At Archives & Special Collections in the Dodd Research Center, I examined the papers of three former members of Congress and the regional office of an organization of labor unions. My dissertation is about the politics of foreign trade in the United States since the late 1920s. The goal is to present the history in a way that makes possible an informed evaluation of the responsibility of the groups involved in the political process for the outcomes reached. To that end, my research has focused on the papers of politicians and politically active groups interested in trade issues.
Each of the collections that I examined fit this description. The William Cotter Papers provided insight into the thinking of a Democratic Congressman in the 1970s, who stuck with the traditional stance of his party in favor of lower trade barriers at a time when some of his colleagues were questioning that position. Cotter’s papers revealed his support for trade liberalization in the legislative efforts of 1974-75 and 1979, which allowed the Executive Branch to begin the multilateral Tokyo Round talks under the auspices of the General Agreement on Tariffs and Trade, and to implement in American law the resulting agreement to reduce trade barriers. Cotter’s letters showed the rhetorical nimbleness that a member of Congress from a state with economic interests as varied as Connecticut’s were in Cotter’s time had to possess on trade matters. Pursuing a pro-liberalization agenda would please Connecticut’s larger enterprises that had done well in the international economy, and would endear a Congressman like Cotter to successive presidential administrations that advocated freer trade. But it left him vulnerable to attacks by businesses and workers for whom foreign competition represented a threat rather than an opportunity.

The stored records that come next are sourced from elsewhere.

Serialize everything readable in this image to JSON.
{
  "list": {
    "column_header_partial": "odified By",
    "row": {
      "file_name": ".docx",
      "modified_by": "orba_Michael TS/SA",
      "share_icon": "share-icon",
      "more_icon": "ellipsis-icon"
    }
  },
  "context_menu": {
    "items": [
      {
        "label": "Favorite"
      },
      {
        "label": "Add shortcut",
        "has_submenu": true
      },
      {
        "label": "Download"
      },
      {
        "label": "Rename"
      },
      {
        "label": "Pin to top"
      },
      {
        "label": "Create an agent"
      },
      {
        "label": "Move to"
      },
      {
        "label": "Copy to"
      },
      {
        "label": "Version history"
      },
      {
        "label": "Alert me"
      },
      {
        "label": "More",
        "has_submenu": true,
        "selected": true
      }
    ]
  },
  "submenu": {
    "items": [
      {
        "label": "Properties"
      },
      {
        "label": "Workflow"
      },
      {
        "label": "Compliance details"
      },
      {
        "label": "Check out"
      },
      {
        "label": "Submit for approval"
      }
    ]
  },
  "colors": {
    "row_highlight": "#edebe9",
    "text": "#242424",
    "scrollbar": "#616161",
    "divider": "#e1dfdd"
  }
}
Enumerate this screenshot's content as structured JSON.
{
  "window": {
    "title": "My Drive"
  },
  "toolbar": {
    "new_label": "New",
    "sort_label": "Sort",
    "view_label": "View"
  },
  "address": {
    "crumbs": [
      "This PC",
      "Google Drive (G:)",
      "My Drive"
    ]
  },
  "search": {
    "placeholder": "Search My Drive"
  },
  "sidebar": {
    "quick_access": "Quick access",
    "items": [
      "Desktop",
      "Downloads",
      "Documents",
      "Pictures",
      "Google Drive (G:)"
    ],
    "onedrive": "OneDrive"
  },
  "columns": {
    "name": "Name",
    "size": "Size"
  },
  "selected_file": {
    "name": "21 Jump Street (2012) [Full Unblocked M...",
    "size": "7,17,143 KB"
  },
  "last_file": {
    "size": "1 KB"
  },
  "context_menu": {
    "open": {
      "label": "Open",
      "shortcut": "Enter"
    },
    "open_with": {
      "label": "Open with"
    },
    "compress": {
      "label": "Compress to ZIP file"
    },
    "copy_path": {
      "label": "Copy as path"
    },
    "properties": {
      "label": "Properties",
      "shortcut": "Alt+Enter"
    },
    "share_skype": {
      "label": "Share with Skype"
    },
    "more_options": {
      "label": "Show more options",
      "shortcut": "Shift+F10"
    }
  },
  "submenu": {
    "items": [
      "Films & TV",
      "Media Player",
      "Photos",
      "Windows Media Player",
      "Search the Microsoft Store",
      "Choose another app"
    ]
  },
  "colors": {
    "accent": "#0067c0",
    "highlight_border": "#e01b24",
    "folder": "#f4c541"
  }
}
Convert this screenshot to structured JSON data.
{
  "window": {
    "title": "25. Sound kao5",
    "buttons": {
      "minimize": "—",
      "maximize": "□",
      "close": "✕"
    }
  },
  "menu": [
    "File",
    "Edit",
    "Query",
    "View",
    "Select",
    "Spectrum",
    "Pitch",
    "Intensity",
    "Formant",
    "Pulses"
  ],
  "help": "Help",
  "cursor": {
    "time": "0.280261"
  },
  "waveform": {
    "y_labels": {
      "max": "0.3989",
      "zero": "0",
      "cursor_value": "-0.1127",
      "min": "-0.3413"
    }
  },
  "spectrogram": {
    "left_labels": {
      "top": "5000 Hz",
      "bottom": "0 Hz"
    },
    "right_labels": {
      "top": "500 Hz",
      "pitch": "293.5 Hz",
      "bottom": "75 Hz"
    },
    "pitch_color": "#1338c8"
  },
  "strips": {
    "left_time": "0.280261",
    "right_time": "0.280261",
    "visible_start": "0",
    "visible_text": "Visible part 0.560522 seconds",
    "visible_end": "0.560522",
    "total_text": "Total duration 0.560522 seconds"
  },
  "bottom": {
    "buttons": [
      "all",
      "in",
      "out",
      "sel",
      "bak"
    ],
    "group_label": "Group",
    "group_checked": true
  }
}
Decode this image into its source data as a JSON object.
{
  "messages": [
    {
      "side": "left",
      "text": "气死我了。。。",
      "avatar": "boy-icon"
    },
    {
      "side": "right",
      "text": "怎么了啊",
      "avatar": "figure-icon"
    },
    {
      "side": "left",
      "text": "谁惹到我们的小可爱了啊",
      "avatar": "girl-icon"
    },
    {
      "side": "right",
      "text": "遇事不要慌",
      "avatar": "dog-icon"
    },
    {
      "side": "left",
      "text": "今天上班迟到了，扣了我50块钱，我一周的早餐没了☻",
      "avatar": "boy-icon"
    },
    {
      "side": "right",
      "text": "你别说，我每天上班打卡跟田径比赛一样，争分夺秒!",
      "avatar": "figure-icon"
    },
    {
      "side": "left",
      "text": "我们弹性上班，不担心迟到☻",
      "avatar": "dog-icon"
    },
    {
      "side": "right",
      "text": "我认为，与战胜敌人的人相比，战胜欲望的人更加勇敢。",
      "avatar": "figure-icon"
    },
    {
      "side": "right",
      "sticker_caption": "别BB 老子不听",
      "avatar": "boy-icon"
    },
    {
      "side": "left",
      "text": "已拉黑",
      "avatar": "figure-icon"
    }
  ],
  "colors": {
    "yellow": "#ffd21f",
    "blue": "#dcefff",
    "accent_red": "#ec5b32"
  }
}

The Barbara Kennelly Papers provided evidence of the same type, but of a different character. In the 1980s, like most other members of Congress, she opposed the efforts of a Democratic minority that sought to protect industries such as textiles, shoes, and steel that seemed to have been badly impacted by earlier trade liberalization. Connecticut had already lost most of these industries, and Kennelly positioned herself as the defender of her state’s consumers against the attempts of special interest groups to escape the competitive forces that kept prices down. Kennelly also jointed in the heady talk of expanded American exports that was common at the time, but did little to change the country’s long-term trade deficit. However, she viewed the interests of her state differently in the debates over NAFTA in 1993, when she became one of its leading opponents. Both Cotter’s and Kennelly’s papers contained a variety of materials that I can put to different uses: constituent letters and speeches that put their views in writing, background materials supplied by supporters and opponents of trade legislation, and internal memorandums from the Democratic House leadership and Study Group and various Congressional caucuses that suggested what those groups thought of these issues.
The Prescott Bush Papers are older and consisted mostly of his speeches and press releases, but they will help me a lot, because they show the perspective of a leading Republican opponent of trade liberalization at a time when the mainstream of his party was moving towards support for it. Bush’s position made him useful to the Eisenhower Administration, which included him as a needed dissenting voice on the Randall Commission, a body intended by the Administration to supply a report that would justify further trade liberalization. The Papers don’t contain much about Bush’s service on the Commission, but they show the fairly straightforward, anti-liberalization stance on trade issues that he took over the course of a decade, which encompassed the Eisenhower years and the Kennedy Administration’s push for the Trade Expansion Act of 1962. The Papers also show how a trade-skeptical Republican dealt rhetorically with the turn in his party’s trade politics. The copy of the oral history of Bush, which dated to the early 1970s usefully supplemented these papers with a few anecdotes and a plain-language statement of Bush’s understanding of trade liberalization.
The New England Region of the AFL-CIO Papers contained several folders containing the national body’s communications with its regional affiliates about NAFTA. Because of the prominent role of the AFL-CIO in the NAFTA debate, it was very handy to find so many of its press releases, materials for distribution both to members of unions and members of Congress, and internal communications in one place.
I also had the chance to visit the Homer Babbidge Library, where I found an memoir important to my topic that was published in Britain– one that I had not been able to find in libraries in my area.
I am very glad to have had the chance to visit Archives & Special Collections at the Dodd Center, and would recommend it to anyone with an interest in topics like mine. The archivists were friendly and extremely helpful, notwithstanding my frequent requests for boxes and the late hour at which I finished.
–Christopher Bordelon, Ph.D. candidate, Brandeis University and 2012 Strochlitz Travel Grant awardee